            src: ['Gruntfile.js', 'lib/*.js'],
            options: {
                mode: 'VERIFY_ONLY',
                config: '.jsbeautifyrc'
            }
        }
    }    
  });

  // default task
  grunt.registerTask('default', ['jshint', 'jsbeautifier:check', 'mochaTest']);
  grunt.registerTask('beautify', ['jsbeautifier:beautify']);

The mochaTest task is configured to run all the tests in our test folder and, as with the other examples, we’ve also added it to the watcher so that tests are run whenever we change any of our source files. When executed it will output:

$ grunt
Running "jshint:gruntfile" (jshint) task
>> 1 file lint free.

Running "jshint:lib" (jshint) task
>> 1 file lint free.

Running "jsbeautifier:modify" (jsbeautifier) task
Beautified 2 files, changed 1 files...OK

Running "mochaTest:test" (mochaTest) task

  Persona Client Test Suite
    - Constructor tests
      ✓ should throw error if config.persona_host is not supplied
      ✓ should throw error if config.persona_port is not supplied
      ✓ should throw error if config.persona_scheme is not supplied
      ✓ should throw error if config.persona_oauth_route is not supplied
      ✓ should throw error if config.redis_host is not supplied
      ✓ should throw error if config.redis_port is not supplied
      ✓ should throw error if config.redis_db is not supplied
      ✓ should NOT throw any error if all config params are defined

...

So to summarise we’ve just used Grunt to automatically check our code for quality issues, run our unit tests and beautify our source code every time we save a change to a file. If you want to see a fully worked example here’s a simple client library we’ve created that uses some of the tasks we’ve described here.

Final thoughts

We hope you’ve found this introduction to Grunt.js useful, and hopefully we’ve succeeded in demonstrating how simple it is to automate parts of your development workflow using Grunt.

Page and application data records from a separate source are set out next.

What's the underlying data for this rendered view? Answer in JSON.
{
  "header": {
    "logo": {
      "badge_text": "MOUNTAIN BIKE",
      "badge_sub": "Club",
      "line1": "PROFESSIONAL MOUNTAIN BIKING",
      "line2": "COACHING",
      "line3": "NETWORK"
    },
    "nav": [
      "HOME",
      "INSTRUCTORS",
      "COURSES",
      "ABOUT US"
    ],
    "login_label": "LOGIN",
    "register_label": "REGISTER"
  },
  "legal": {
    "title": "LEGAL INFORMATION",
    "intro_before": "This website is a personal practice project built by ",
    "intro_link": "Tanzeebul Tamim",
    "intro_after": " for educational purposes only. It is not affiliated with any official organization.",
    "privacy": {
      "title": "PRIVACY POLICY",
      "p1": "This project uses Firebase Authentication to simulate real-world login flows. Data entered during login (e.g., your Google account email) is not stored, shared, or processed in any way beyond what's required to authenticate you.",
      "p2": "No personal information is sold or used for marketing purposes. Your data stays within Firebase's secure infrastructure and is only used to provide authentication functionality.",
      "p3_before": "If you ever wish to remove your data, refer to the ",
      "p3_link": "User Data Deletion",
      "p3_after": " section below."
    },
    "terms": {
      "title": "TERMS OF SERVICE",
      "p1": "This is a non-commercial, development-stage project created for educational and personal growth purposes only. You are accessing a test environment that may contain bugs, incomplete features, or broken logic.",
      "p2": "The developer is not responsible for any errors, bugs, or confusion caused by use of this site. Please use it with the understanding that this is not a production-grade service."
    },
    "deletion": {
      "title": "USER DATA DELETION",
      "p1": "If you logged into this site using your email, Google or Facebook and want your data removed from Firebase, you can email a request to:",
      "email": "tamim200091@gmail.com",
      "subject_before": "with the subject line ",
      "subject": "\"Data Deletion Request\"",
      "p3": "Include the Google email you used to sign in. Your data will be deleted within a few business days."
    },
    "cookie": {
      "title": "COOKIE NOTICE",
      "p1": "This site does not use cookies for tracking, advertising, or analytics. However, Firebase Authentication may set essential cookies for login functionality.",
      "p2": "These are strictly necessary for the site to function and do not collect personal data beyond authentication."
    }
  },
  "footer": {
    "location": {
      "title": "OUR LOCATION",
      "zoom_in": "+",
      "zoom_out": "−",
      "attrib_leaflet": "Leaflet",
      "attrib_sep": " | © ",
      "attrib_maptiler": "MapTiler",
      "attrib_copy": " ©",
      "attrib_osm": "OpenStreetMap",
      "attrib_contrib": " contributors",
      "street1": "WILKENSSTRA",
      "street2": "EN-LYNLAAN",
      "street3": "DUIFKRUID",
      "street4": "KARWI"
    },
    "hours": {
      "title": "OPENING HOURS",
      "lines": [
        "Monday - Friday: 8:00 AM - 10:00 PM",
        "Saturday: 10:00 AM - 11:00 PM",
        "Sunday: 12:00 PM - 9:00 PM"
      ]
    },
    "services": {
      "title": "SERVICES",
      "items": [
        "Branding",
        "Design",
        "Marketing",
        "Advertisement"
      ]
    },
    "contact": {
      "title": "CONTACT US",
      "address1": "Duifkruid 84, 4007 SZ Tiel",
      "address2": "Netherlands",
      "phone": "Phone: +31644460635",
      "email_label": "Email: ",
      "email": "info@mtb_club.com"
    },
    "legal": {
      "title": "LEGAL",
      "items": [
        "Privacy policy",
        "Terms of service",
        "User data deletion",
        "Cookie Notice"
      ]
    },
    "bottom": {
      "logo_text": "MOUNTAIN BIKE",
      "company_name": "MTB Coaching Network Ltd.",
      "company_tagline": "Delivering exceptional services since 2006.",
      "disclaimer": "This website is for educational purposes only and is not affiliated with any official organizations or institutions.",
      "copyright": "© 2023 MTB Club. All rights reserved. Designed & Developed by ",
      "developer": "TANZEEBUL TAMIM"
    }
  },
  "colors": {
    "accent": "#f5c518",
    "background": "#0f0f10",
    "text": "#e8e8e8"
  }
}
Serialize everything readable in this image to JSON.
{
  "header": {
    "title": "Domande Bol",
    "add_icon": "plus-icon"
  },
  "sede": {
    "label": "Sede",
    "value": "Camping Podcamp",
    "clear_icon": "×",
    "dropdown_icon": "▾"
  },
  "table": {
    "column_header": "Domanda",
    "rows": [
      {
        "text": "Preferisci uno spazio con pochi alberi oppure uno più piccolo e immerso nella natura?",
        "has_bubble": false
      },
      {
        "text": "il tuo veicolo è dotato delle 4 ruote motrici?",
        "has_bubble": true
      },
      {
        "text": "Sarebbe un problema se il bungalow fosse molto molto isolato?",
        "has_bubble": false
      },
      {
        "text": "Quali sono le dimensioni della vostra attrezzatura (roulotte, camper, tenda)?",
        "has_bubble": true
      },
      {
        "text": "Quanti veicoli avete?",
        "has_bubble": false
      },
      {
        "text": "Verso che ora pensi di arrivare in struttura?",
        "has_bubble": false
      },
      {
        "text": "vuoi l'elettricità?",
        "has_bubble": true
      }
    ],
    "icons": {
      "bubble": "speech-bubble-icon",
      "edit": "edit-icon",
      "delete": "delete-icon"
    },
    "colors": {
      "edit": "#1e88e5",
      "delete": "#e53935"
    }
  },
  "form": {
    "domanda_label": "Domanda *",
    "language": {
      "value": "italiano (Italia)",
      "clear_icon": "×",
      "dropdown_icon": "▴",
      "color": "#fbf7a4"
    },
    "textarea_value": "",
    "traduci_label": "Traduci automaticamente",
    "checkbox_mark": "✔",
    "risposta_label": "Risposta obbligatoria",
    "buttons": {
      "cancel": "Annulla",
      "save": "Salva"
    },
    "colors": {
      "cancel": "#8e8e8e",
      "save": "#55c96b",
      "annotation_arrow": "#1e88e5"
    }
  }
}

There are many plugins for Grunt, and it should be easy to see how you can extend this example with many more capabilities.

There are many tools that can be used to automate your development workflows, in fact it’s a space that is evolving constantly. There’s a danger that people often get hung up on finding the perfect tool, so it worth remembering if you are doing any automation then you’re already doing something right! :)

Comments on HN